Windows of opportunity
Queen’s University Belfast’s Professor Nathan Congdon talks with OT about a pioneering glass classroom project
The conundrum of making sure children spend enough time outdoors to prevent myopia has been tackled with an inventive solution.
Professor Nathan Congdon, from Queen’s University Belfast, is part of a research team that have trialled the use of a glass classroom or ‘bright classroom’ in Guangdong Province, southern China.
Professor Congdon explained to OT that families and schools in China are often resistant to children spending more time outdoors to prevent myopia when they could be studying indoors.
“Our motivation for this project was, if we can’t get the children to come outdoors, then let’s bring the outside indoors to the child,” he expanded.
Researchers recruited a class of children aged between nine and 10 and another class of pupils aged between 11 and 12.
The students each spent time in a glass classroom constructed from light-diffusing, shatterproof glass that was purpose-built for the research.
The average light levels in the classroom were around 2500 lux compared to 470 lux for a traditional classroom.
"If we can't get the children to come outdoors, then let's bring the outside indoors to the child"
Professor Congdon highlighted that the research was designed as a proof of concept.
“The purpose of this project was to prove that this design makes sense in principle – that children will tolerate the classrooms and that productive teaching can still go forward,” he explained.

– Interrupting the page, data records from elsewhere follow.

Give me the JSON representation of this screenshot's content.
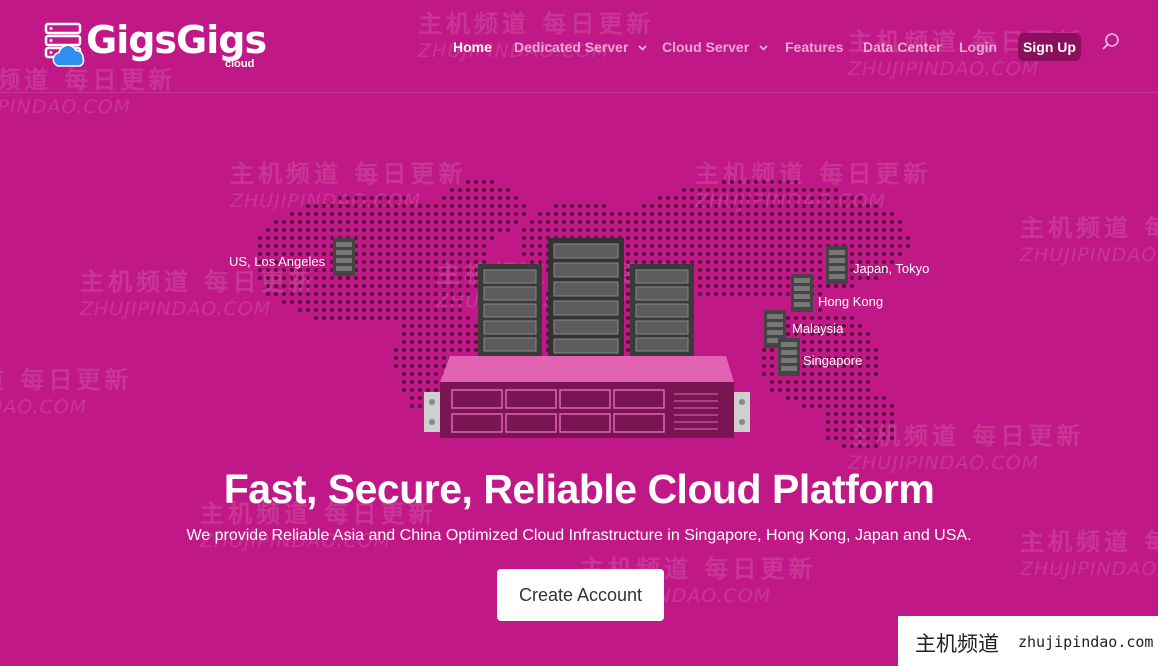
{
  "brand": {
    "name": "GigsGigs",
    "sub": "cloud"
  },
  "nav": {
    "items": [
      {
        "label": "Home",
        "active": true
      },
      {
        "label": "Dedicated Server",
        "dropdown": true
      },
      {
        "label": "Cloud Server",
        "dropdown": true
      },
      {
        "label": "Features"
      },
      {
        "label": "Data Center"
      },
      {
        "label": "Login"
      }
    ],
    "signup_label": "Sign Up"
  },
  "locations": [
    {
      "label": "US, Los Angeles"
    },
    {
      "label": "Japan, Tokyo"
    },
    {
      "label": "Hong Kong"
    },
    {
      "label": "Malaysia"
    },
    {
      "label": "Singapore"
    }
  ],
  "hero": {
    "title": "Fast, Secure, Reliable Cloud Platform",
    "subtitle": "We provide Reliable Asia and China Optimized Cloud Infrastructure in Singapore, Hong Kong, Japan and USA.",
    "cta_label": "Create Account"
  },
  "watermark": {
    "cn": "主机频道 每日更新",
    "en": "ZHUJIPINDAO.COM"
  },
  "corner_badge": {
    "cn": "主机频道",
    "en": "zhujipindao.com"
  },
  "colors": {
    "background": "#c01886",
    "signup_bg": "#8b0f5d",
    "accent_box": "#e263b4"
  }
}
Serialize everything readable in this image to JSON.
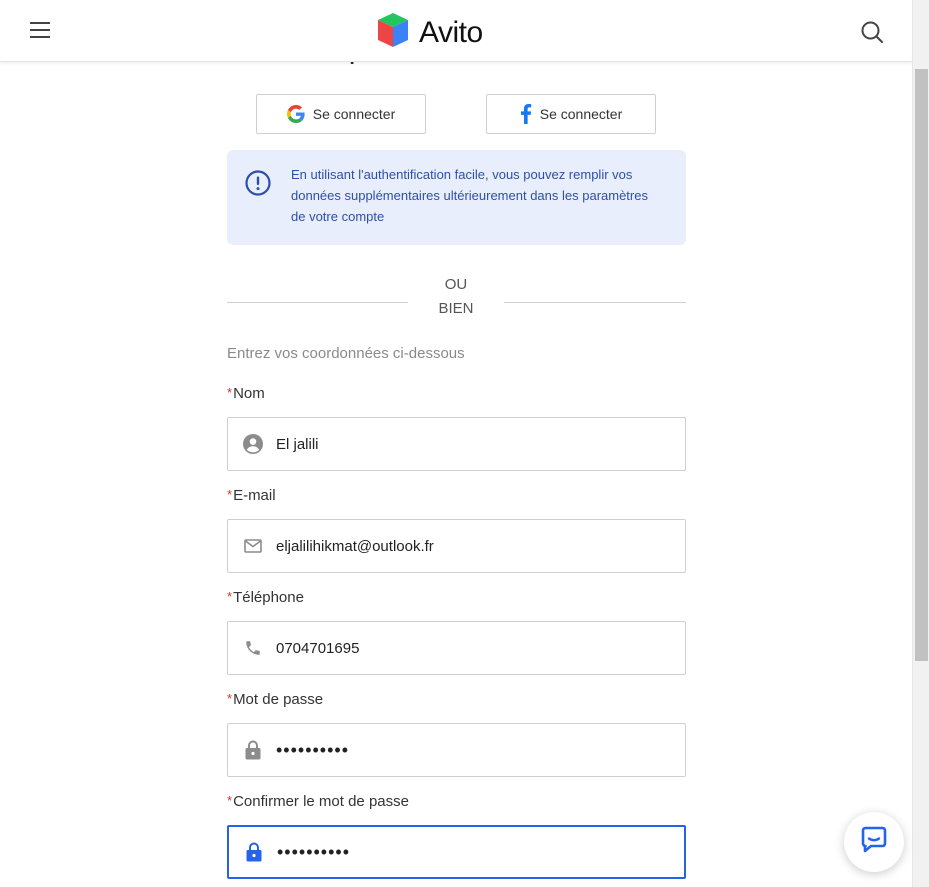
{
  "header": {
    "logo_text": "Avito"
  },
  "page": {
    "partial_title": "Créer un compte Avito.ma"
  },
  "social": {
    "google_label": "Se connecter",
    "facebook_label": "Se connecter"
  },
  "info": {
    "text": "En utilisant l'authentification facile, vous pouvez remplir vos données supplémentaires ultérieurement dans les paramètres de votre compte"
  },
  "divider": {
    "line1": "OU",
    "line2": "BIEN"
  },
  "form": {
    "hint": "Entrez vos coordonnées ci-dessous",
    "required_marker": "*",
    "nom": {
      "label": "Nom",
      "value": "El jalili"
    },
    "email": {
      "label": "E-mail",
      "value": "eljalilihikmat@outlook.fr"
    },
    "phone": {
      "label": "Téléphone",
      "value": "0704701695"
    },
    "password": {
      "label": "Mot de passe",
      "value": "••••••••••"
    },
    "confirm_password": {
      "label": "Confirmer le mot de passe",
      "value": "••••••••••"
    }
  },
  "colors": {
    "accent": "#2563eb",
    "info_bg": "#e8eefb",
    "info_text": "#2e4fa8",
    "required": "#d93025"
  },
  "icons": {
    "menu": "hamburger-icon",
    "search": "search-icon",
    "google": "google-icon",
    "facebook": "facebook-icon",
    "info": "info-icon",
    "user": "user-icon",
    "mail": "mail-icon",
    "phone": "phone-icon",
    "lock": "lock-icon",
    "chat": "chat-icon"
  }
}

“The bottom line of this study, which we are very excited by, is that both children and teachers preferred the bright classrooms over traditional classrooms,” Professor Congdon emphasised.
Having trialled the idea in one classroom, the researchers are moving forward plans to conduct a randomised controlled trial to investigate whether studying in a glass classroom can reduce myopia rates in children.
He hopes that proving the bright classroom concept will open a “marketplace of ideas” where different companies compete with their solutions.
“Other approaches could involve placing children closer to windows in the classroom, opening up some of the ceilings to let more light in or including artificial lighting in some way. It doesn’t have to be the bright classroom per se,” Professor Congdon shared.
“The idea is really to demonstrate that an architectural solution in the classroom can be part of solving the myopia problem,” Professor Congdon added.
A pressing problem
China has the highest rate of paediatric refractive error in the world. Around half of the 12.8 million children internationally who are visually impaired as a result of improperly corrected refractive error live in China.
Professor Congdon explained that prevention of myopia is favoured in China because of a belief in parts of the country that wearing glasses harms the eyes.
“We do think that prevention makes a lot of sense even though the glasses intervention is an inexpensive one. Its uptake can be challenging for families,” he observed.
Professor Congdon highlighted that there is a “massive interest” in myopia prevention in China.
“For example, every child in China does eye exercises as mandated by the Government to try and prevent myopia. The problem is that there is no evidence that the eye exercises work,” he elaborated.